This is even more shocking when we consider that Solomon was perhaps the wisest and most knowledgeable man ever to have lived (1 Kings 4:29-34) with phenomenal resources at his disposal. And yet, given all of this, Solomon feels the incredible frustration that, despite his genius, his experiment is little more than a chasing after the wind and that he is likely to end up with little more that a handful of air (Ecclesiastes 1:14).

I find this incredibly reassuring.

Wait, hear me out for a moment and let me explain myself.

I find this reassuring because it helps me understand my place in this world. Solomon will later remind us that God is in heaven whereas we are on the earth (Ecclesiastes 5:2). We are not God; we are his creatures and he is our Creator. This, when rightly understood, causes us to respond in humility.

And yet, like Solomon, we are still driven to ‘seek and search out’; only now the object of our seeking and searching is him. I call this ‘holy discontentment’. The frustration and futility of this life under the sun, rather than leading us to despair, instead causes us to seek and search him out. We long to see him, know him and be with him. Earth is no longer our home and he is our greatest treasure.

I also find reassurance in knowing that ultimate meaning and rescue is not found in me and does not originate under the sun. This is the glorious truth of the gospel, that God became flesh (John 1:14) and dwelt under the sun. Rescue comes into this world as the God-man Jesus Christ comes into the world.

This is ultimate truth.

Solomon is a son of David. Jesus Christ is the Son of David, the Son of Man and the Son of God (Mark 10:47-48, Mark 10:45, 13:26 and Mark 1:1, John 11:4, 20:31).

Solomon received wisdom and knowledge from God. Jesus grew in wisdom and in stature (Luke 2:52) and received the Holy Spirit without measure (John 3:34). Jesus Christ is, to those of us who believe, the wisdom of God (1 Corinthians 1:30).

Solomon recognised the futility and frustration of life. On the cross, Jesus Christ ‘redeemed us from the curse of the law by becoming a curse for us’ (Galatians 3:13).

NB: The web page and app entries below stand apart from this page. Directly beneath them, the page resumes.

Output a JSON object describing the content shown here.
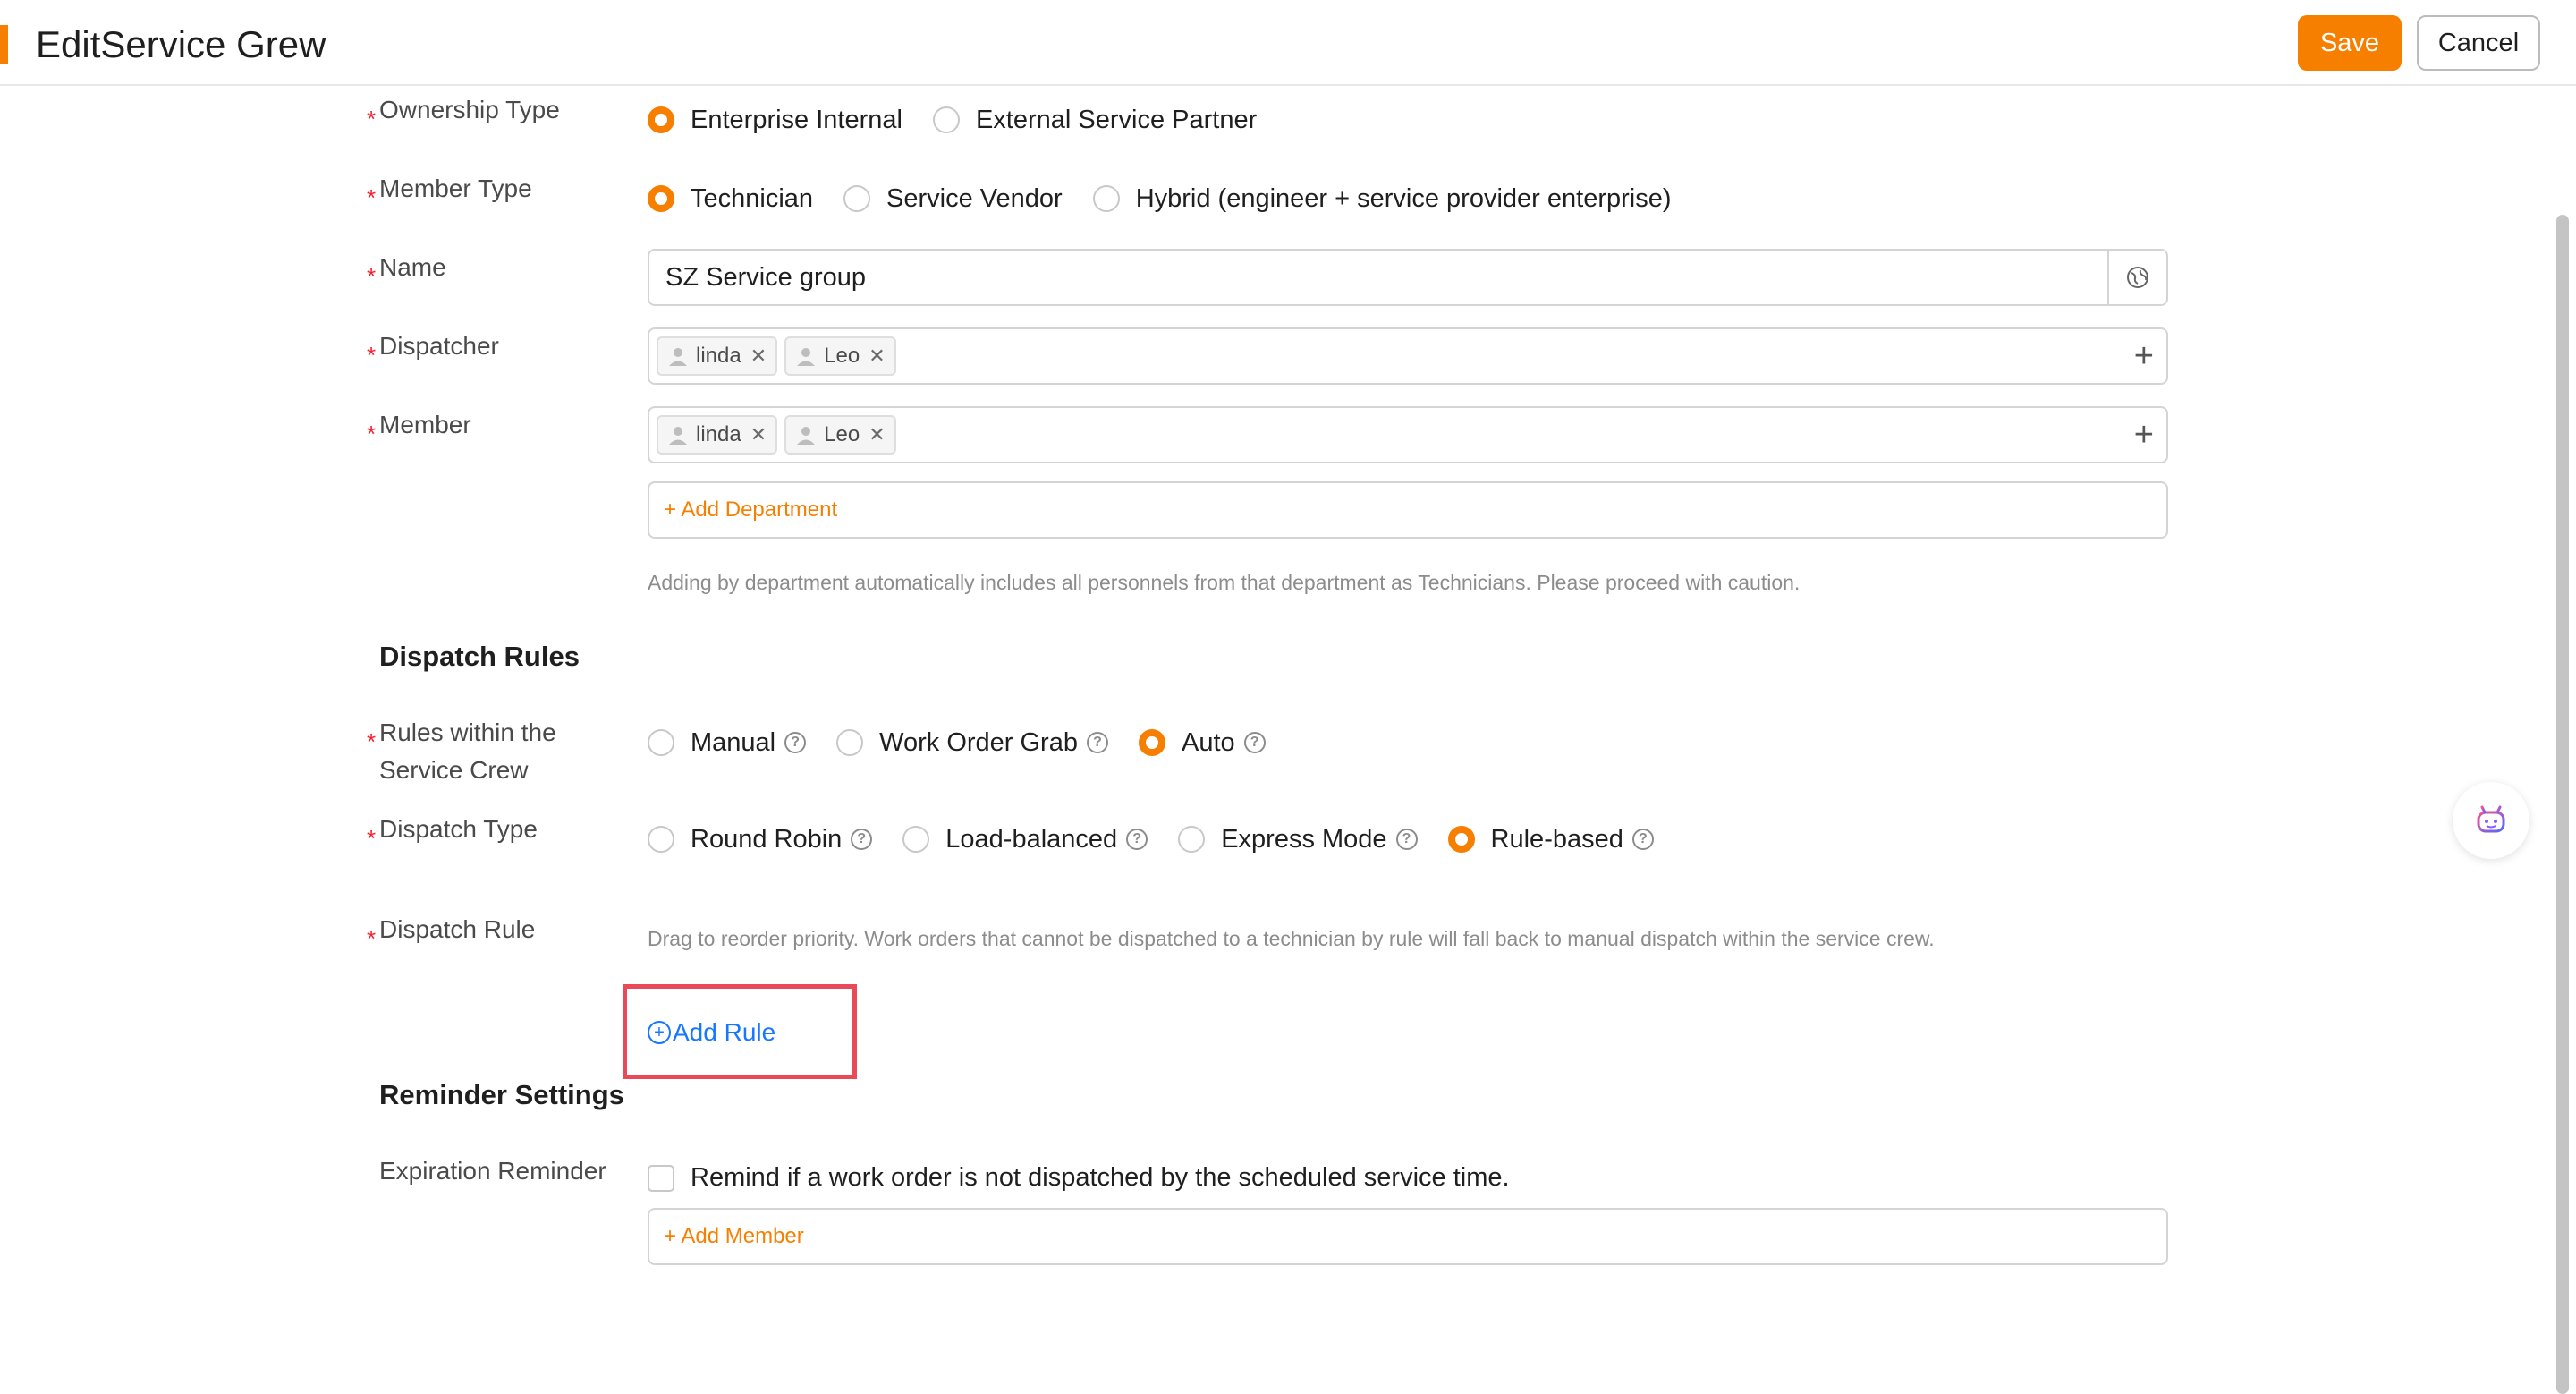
{
  "header": {
    "title": "EditService Grew",
    "save_label": "Save",
    "cancel_label": "Cancel"
  },
  "form": {
    "ownership_type": {
      "label": "Ownership Type",
      "options": [
        "Enterprise Internal",
        "External Service Partner"
      ],
      "selected": "Enterprise Internal"
    },
    "member_type": {
      "label": "Member Type",
      "options": [
        "Technician",
        "Service Vendor",
        "Hybrid (engineer + service provider enterprise)"
      ],
      "selected": "Technician"
    },
    "name": {
      "label": "Name",
      "value": "SZ Service group"
    },
    "dispatcher": {
      "label": "Dispatcher",
      "tags": [
        "linda",
        "Leo"
      ]
    },
    "member": {
      "label": "Member",
      "tags": [
        "linda",
        "Leo"
      ],
      "add_department": "+ Add Department",
      "hint": "Adding by department automatically includes all personnels from that department as Technicians. Please proceed with caution."
    }
  },
  "dispatch_rules": {
    "title": "Dispatch Rules",
    "rules_within": {
      "label_line1": "Rules within the",
      "label_line2": "Service Crew",
      "options": [
        "Manual",
        "Work Order Grab",
        "Auto"
      ],
      "selected": "Auto"
    },
    "dispatch_type": {
      "label": "Dispatch Type",
      "options": [
        "Round Robin",
        "Load-balanced",
        "Express Mode",
        "Rule-based"
      ],
      "selected": "Rule-based"
    },
    "dispatch_rule": {
      "label": "Dispatch Rule",
      "hint": "Drag to reorder priority. Work orders that cannot be dispatched to a technician by rule will fall back to manual dispatch within the service crew.",
      "add_rule": "Add Rule"
    }
  },
  "reminder": {
    "title": "Reminder Settings",
    "expiration": {
      "label": "Expiration Reminder",
      "checkbox_text": "Remind if a work order is not dispatched by the scheduled service time.",
      "add_member": "+ Add Member"
    }
  },
  "colors": {
    "accent": "#f77f00",
    "link": "#1677ff",
    "required": "#f5222d",
    "highlight": "#e84a5a"
  }
}
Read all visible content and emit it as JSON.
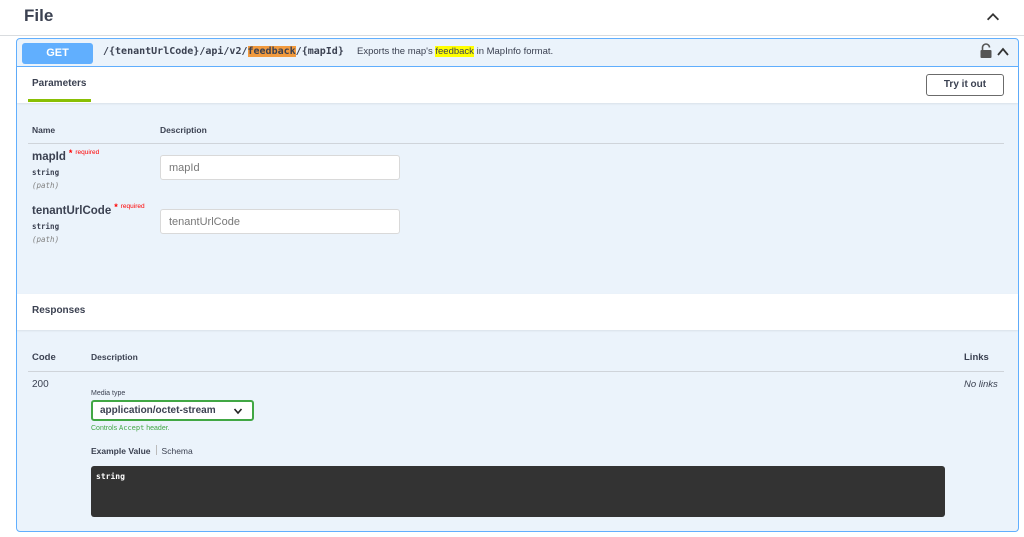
{
  "section": {
    "title": "File"
  },
  "operation": {
    "method": "GET",
    "path_prefix": "/{tenantUrlCode}/api/v2/",
    "path_highlight": "feedback",
    "path_suffix": "/{mapId}",
    "summary_prefix": "Exports the map's ",
    "summary_highlight": "feedback",
    "summary_suffix": " in MapInfo format.",
    "colors": {
      "method": "#61affe",
      "border": "#61affe",
      "background": "#ebf3fb"
    }
  },
  "parameters": {
    "tab_label": "Parameters",
    "try_button": "Try it out",
    "col_name": "Name",
    "col_description": "Description",
    "required_star": "*",
    "required_text": "required",
    "items": [
      {
        "name": "mapId",
        "type": "string",
        "in": "(path)",
        "placeholder": "mapId"
      },
      {
        "name": "tenantUrlCode",
        "type": "string",
        "in": "(path)",
        "placeholder": "tenantUrlCode"
      }
    ]
  },
  "responses": {
    "title": "Responses",
    "col_code": "Code",
    "col_description": "Description",
    "col_links": "Links",
    "items": [
      {
        "code": "200",
        "media_type_label": "Media type",
        "media_type_value": "application/octet-stream",
        "controls_prefix": "Controls ",
        "controls_mono": "Accept",
        "controls_suffix": " header.",
        "example_tab": "Example Value",
        "schema_tab": "Schema",
        "example_body": "string",
        "links": "No links"
      }
    ]
  }
}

And so we thank God that the lustre of this world wears thin and, as we feel the futility and frustration of this life, we turn to Christ. We thank God that we only see in part and that the frustration of this compels us to seek him that we might know him more deeply. We thank God for the limits of our intellect and our resources that we might look beyond ourselves and look to him as our treasure, our hope and our delight.